[Website and app data records]
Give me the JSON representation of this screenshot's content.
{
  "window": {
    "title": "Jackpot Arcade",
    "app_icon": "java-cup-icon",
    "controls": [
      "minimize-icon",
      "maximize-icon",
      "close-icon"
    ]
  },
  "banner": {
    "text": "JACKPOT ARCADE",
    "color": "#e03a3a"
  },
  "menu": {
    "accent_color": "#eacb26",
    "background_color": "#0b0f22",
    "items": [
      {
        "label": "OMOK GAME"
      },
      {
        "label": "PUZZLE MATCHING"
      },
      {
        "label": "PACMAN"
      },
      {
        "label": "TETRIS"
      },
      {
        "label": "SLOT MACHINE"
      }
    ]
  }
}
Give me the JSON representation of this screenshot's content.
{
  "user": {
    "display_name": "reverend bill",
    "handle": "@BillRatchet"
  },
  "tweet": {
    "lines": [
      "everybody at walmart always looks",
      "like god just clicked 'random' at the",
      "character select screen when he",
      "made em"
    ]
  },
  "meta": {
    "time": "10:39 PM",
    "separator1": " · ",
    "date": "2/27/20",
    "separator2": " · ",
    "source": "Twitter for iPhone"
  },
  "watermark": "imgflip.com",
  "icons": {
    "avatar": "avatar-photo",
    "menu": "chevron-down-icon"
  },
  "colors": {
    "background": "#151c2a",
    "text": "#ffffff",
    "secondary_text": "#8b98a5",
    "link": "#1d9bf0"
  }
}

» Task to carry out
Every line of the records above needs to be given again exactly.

» Answer to this task
Give me the JSON representation of this screenshot's content.
{
  "window": {
    "title": "Jackpot Arcade",
    "app_icon": "java-cup-icon",
    "controls": [
      "minimize-icon",
      "maximize-icon",
      "close-icon"
    ]
  },
  "banner": {
    "text": "JACKPOT ARCADE",
    "color": "#e03a3a"
  },
  "menu": {
    "accent_color": "#eacb26",
    "background_color": "#0b0f22",
    "items": [
      {
        "label": "OMOK GAME"
      },
      {
        "label": "PUZZLE MATCHING"
      },
      {
        "label": "PACMAN"
      },
      {
        "label": "TETRIS"
      },
      {
        "label": "SLOT MACHINE"
      }
    ]
  }
}
Give me the JSON representation of this screenshot's content.
{
  "user": {
    "display_name": "reverend bill",
    "handle": "@BillRatchet"
  },
  "tweet": {
    "lines": [
      "everybody at walmart always looks",
      "like god just clicked 'random' at the",
      "character select screen when he",
      "made em"
    ]
  },
  "meta": {
    "time": "10:39 PM",
    "separator1": " · ",
    "date": "2/27/20",
    "separator2": " · ",
    "source": "Twitter for iPhone"
  },
  "watermark": "imgflip.com",
  "icons": {
    "avatar": "avatar-photo",
    "menu": "chevron-down-icon"
  },
  "colors": {
    "background": "#151c2a",
    "text": "#ffffff",
    "secondary_text": "#8b98a5",
    "link": "#1d9bf0"
  }
}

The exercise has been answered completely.